“It’s been a trip figuring all this out,” he laughs.
When Hip Hop Night officially began in 2004, social media didn’t exist, so marketing the event was not simple. Flyers helped, as did word of mouth, but Baumgardner remembers sending mass texts to every person who attended.
“That’s when you couldn’t send out 100 texts at a time—you had to send out ten texts at a time to 200 people trying to let them know,” he recalls. “It got to the point people felt so annoyed, they were like, ‘Please, take me off of this list!’”
The downtown landscape has also changed in that time. The Jinx seems like a landmark on Congress now, but Miller remembers when it was the Velvet Elvis. Ellis Square is a popular place for families to hang out, but Baumgardner remembers when it was an above-ground parking lot.
Through all the change, Hip Hop Night has happened every single Tuesday—and with good reason.
“People are always like, ‘Why don’t you move it to the weekend?’ It’s too much wild energy on the weekends,” says Baumgardner.
“To me, hip hop is an aggressive sport. You add in alcohol and a ton of people screaming at you and all this other stuff—on a weekend? It’s a little much. But for Tuesday, I feel like I get people who are about the culture, who want to work for it. We understand you’ve got jobs, you’ve got kids, you’ve got school. It makes me appreciate it even more when I see consistent people come in.”
The consistency is especially appreciated as everyone gets older.
“Honestly, I joke, but for myself and I probably could say some of the heads at the Jinx, we’re all older,” says Baumgardner. “Social media and using it properly is not in our wheelhouse. It’s hard knowing what works and how to do it. We’re trying a lot of new stuff now, but it’s getting there, it’s just figuring it out—it’s a whole different world now.”
No doubt, Baumgardner has seen so much in the past 15 years.
“I feel like once this is all said and done, I need to write a book of all the stories that have gone on,” laughs Baumgardner. “There’s been some crazy stuff.”
One of the crazier things was when Savannah native Big Boi came through the Jinx one Hip Hop Night years ago.
“One of the MCs comes running up to the stage and is like, ‘Steve, Big Boi’s in the back,’ and I’m like, ‘That’s just some dude in a hat, shut the hell up,’” says Baumgardner.
But it was Big Boi, and Baumgardner said hi and left it at that.
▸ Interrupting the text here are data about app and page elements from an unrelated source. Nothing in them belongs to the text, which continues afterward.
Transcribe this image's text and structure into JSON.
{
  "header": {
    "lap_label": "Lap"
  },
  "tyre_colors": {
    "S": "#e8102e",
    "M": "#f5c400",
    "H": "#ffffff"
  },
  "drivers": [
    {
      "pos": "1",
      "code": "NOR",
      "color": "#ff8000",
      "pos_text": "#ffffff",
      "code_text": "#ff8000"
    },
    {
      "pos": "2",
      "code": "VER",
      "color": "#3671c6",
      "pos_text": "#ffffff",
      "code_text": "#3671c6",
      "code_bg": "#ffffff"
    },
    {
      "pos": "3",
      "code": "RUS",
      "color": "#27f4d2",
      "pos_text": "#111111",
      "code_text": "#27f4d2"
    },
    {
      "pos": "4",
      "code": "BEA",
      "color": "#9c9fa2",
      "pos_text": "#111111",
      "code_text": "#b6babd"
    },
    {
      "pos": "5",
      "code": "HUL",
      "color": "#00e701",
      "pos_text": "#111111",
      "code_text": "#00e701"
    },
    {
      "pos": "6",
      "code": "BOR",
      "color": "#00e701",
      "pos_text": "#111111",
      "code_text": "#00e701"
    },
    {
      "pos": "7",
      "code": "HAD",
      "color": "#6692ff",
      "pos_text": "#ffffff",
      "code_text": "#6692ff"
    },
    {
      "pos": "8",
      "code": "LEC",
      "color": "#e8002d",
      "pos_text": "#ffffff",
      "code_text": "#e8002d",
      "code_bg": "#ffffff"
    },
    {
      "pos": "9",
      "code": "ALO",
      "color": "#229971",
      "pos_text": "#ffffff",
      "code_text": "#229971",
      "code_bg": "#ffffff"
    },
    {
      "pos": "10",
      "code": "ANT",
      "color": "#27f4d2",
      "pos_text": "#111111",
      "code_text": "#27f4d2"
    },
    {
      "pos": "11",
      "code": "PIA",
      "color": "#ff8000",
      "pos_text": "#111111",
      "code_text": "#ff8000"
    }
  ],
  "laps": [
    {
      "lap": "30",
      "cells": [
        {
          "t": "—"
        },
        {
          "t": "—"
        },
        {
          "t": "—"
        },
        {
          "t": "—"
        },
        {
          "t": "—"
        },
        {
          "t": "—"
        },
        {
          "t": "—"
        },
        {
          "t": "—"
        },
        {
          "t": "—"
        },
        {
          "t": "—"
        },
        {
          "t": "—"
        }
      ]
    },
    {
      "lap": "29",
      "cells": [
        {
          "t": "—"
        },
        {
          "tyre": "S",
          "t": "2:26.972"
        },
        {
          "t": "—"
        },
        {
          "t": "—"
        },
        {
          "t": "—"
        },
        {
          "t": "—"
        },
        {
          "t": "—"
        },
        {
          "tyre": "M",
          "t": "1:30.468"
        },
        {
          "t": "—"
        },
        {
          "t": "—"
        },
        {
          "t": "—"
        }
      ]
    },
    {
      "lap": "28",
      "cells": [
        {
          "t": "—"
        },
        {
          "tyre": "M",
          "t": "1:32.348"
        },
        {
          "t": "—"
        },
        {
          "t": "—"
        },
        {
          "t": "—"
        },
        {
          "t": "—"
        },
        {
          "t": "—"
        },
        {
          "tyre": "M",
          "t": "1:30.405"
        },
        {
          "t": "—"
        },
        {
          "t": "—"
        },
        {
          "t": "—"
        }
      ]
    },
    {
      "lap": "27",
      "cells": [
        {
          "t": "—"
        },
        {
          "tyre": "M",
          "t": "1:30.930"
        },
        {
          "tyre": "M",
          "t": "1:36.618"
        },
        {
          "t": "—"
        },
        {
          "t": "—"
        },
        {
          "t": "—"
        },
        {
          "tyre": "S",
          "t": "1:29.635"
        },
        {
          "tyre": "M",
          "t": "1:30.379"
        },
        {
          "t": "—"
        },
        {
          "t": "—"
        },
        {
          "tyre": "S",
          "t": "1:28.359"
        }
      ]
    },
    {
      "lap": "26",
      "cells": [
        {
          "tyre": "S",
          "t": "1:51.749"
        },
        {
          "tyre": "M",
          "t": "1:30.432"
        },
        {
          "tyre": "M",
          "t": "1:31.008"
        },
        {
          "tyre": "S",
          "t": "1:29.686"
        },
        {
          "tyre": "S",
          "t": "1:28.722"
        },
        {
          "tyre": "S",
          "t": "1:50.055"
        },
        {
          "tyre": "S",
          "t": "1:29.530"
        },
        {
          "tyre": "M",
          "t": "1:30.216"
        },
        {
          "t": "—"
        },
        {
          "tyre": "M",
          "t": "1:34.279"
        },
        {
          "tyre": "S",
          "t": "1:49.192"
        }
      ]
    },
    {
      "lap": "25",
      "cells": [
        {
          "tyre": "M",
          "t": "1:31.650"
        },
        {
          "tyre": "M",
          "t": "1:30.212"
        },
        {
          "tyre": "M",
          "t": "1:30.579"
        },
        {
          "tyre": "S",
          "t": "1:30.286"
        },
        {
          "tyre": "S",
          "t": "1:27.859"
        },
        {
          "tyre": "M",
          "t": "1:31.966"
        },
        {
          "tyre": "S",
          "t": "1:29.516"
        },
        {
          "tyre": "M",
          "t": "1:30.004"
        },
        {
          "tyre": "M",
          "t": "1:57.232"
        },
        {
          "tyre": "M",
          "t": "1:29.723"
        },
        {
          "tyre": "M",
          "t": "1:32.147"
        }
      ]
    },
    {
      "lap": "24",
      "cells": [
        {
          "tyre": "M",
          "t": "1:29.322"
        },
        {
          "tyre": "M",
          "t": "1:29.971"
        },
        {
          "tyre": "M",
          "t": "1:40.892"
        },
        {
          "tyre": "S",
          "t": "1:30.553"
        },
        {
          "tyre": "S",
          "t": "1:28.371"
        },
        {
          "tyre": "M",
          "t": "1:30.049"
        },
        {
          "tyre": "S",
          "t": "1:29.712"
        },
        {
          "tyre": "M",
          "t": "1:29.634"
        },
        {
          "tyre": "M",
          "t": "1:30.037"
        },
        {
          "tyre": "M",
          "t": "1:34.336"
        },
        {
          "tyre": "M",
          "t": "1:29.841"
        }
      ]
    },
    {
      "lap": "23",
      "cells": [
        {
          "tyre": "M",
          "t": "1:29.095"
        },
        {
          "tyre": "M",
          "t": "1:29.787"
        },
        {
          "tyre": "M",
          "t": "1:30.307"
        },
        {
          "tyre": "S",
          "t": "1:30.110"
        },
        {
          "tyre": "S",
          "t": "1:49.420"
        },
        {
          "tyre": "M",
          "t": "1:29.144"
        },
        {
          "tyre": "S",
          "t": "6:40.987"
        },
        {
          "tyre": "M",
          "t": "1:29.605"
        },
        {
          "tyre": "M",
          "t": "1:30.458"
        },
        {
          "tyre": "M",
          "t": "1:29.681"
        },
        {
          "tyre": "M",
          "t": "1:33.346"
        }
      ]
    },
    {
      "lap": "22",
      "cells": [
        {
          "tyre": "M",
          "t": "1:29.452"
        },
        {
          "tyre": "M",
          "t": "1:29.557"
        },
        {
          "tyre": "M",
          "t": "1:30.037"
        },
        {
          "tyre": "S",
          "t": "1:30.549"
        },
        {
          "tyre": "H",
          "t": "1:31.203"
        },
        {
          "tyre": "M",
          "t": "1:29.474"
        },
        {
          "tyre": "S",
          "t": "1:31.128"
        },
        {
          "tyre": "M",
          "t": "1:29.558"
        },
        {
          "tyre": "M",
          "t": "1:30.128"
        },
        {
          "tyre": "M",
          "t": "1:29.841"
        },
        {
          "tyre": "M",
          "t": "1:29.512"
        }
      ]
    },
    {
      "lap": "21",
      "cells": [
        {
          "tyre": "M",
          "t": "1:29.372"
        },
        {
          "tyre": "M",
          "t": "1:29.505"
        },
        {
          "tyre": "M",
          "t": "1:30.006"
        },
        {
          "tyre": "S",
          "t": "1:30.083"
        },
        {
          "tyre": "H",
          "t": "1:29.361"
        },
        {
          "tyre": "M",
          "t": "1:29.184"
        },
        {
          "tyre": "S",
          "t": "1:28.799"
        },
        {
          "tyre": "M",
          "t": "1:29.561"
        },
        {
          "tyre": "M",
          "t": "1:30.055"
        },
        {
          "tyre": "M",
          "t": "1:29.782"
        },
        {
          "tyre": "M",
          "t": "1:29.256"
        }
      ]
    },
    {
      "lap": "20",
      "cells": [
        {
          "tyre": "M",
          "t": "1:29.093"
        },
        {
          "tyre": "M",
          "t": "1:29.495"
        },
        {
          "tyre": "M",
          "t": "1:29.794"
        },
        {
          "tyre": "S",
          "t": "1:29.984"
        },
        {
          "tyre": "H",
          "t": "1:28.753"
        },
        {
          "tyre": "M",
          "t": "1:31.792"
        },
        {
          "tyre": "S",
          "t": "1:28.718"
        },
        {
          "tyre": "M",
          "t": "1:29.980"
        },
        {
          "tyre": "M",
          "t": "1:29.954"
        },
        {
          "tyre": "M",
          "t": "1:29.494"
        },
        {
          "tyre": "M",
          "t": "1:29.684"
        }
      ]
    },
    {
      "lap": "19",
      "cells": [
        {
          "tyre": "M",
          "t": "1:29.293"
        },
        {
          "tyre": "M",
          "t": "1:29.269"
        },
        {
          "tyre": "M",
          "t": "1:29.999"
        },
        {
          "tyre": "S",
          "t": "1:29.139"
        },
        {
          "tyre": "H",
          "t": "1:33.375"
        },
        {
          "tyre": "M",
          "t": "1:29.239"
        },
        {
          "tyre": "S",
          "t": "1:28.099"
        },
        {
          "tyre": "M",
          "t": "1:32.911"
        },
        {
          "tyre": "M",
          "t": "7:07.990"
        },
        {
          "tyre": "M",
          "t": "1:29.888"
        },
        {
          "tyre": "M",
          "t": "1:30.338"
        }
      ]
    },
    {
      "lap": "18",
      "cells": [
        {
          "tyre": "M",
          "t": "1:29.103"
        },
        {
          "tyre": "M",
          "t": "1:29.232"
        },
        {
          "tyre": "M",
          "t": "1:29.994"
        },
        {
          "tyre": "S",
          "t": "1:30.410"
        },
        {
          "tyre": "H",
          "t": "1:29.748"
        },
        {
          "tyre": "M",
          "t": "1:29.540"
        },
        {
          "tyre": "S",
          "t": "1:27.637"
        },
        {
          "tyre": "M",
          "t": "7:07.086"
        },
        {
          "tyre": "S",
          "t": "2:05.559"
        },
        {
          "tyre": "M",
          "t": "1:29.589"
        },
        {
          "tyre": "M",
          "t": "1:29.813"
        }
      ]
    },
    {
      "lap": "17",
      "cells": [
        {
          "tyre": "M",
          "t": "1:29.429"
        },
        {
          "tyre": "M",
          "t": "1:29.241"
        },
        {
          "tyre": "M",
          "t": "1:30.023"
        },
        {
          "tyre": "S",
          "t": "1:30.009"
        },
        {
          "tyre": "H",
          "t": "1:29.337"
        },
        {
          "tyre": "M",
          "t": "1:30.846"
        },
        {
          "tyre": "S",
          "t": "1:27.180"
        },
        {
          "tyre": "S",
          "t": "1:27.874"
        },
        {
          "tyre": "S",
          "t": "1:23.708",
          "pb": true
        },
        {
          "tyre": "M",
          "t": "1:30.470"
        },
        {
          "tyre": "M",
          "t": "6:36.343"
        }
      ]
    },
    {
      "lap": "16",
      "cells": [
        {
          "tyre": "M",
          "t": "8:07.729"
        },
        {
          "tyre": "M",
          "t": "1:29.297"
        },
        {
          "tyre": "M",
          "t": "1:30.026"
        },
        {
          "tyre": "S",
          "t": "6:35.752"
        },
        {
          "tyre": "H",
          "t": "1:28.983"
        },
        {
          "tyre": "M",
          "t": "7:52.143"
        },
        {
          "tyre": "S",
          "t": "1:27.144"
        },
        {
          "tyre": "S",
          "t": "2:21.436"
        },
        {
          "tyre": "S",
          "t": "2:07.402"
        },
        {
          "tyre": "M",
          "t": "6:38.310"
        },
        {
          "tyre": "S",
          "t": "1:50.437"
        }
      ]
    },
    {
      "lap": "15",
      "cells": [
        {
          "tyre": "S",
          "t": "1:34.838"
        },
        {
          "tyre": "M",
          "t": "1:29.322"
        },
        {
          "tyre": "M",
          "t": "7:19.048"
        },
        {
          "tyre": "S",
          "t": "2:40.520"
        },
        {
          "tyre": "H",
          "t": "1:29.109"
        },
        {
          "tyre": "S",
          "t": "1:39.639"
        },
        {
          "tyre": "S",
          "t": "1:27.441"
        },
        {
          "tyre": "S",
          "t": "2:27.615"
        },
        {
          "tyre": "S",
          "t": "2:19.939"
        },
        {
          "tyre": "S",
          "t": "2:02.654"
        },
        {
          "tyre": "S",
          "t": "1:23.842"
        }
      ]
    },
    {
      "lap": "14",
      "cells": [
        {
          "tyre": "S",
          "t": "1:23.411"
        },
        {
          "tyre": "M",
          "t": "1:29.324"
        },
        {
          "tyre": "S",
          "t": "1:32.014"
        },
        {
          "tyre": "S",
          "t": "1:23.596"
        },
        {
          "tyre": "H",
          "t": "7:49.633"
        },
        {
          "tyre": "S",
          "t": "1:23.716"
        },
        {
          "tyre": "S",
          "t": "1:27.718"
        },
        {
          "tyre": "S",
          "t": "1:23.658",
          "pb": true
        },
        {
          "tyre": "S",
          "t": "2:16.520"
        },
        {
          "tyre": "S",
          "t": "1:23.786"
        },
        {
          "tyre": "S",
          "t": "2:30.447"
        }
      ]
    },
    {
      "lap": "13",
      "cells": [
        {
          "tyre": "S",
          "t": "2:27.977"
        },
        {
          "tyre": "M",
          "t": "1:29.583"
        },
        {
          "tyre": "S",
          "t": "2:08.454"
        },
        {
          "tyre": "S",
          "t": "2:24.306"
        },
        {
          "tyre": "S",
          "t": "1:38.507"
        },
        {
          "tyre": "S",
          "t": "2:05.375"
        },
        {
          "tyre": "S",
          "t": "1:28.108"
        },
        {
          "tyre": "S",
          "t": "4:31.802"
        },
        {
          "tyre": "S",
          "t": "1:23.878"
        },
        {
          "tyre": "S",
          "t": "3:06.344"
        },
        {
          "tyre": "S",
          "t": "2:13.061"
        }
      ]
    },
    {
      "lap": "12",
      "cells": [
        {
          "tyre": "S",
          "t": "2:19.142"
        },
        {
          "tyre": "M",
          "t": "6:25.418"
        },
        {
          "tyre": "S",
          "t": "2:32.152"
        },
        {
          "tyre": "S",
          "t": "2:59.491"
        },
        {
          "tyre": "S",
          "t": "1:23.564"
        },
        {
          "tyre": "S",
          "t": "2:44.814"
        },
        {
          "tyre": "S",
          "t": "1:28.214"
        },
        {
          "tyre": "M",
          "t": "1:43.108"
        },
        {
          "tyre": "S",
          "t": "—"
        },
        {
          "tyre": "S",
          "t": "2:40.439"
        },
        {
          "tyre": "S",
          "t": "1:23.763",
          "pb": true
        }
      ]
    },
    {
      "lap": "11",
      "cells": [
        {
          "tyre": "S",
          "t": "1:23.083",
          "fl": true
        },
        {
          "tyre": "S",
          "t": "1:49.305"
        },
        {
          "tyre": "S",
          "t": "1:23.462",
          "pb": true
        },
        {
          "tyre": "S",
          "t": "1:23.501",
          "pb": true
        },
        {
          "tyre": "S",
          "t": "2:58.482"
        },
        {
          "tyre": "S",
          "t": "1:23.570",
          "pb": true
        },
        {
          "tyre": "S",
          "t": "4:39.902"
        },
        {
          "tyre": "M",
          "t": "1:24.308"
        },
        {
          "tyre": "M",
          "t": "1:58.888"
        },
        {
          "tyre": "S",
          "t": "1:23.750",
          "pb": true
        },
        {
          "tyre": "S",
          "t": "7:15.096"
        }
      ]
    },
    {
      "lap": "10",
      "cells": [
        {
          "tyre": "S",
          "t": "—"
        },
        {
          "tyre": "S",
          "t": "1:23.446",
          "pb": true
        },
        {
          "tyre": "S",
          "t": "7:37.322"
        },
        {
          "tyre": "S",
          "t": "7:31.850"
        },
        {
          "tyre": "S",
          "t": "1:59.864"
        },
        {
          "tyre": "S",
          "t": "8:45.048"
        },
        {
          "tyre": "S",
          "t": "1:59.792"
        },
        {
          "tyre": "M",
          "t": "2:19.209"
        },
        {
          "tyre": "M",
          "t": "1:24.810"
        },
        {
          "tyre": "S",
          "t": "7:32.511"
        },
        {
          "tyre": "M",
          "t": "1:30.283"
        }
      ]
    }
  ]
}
The next day, he got a call from Warnekros that Big Boi wanted to film a music video at the Jinx, and since Baumgardner hosted Hip Hop Night, he had to be in it.
At the time, Baumgardner was part of the collective Dope Sandwich, and the crew kept trying to get him to slide Big Boi a copy of their album, but Baumgardner wasn’t having it.
“I literally walk into the bathroom of the Jinx like, ‘Fuck this,’ and I go inside and Big Boi’s in the bathroom,” he remembers.
“His boy’s holding the door closed and they’re smoking a joint. I’m like, ‘Nah, I’m cool,’ and he’s like, ‘No, man, hit it! You’re the host, right?’ So I end up sitting there chilling, smoking a joint with Big Boi. It was funny as hell.”
He also remembers two stars from the movie CBGB calling to reserve a table at the Jinx for Hip Hop Night.
“We’re all looking around like, ‘Reserve a table? Okay, yeah, we’ll do that,’ and you just see Tony [Beasley] write ‘Reserved’ on a folded piece of paper and put in the table, like, ‘All right, it’s reserved!’” laughs Baumgardner.
There’s no end in sight for Hip Hop Night, thanks to the community that supports it. The anniversary party Tuesday night will feature Miller back on the turntables and Voodoo Soup as a backing band.
“I try to bring Frost back every time we do this because he started it,” says Baumgardner.
“I’m just going to wing it,” says Miller. “I’ll feel the crowd, feel the energy, see how the night goes. I’ll probably try to put something together, something different, but I don’t know what to expect. There’s going to be the band too—I think it’s going to be pretty live.”
Baumgardner has known the guys of Voodoo Soup for years.
“I try not to have a strict plan for the night because I never know who’s coming in, what’s going to happen,” he says. “I have a basic layout, but besides that, it’s whatever and just having fun.”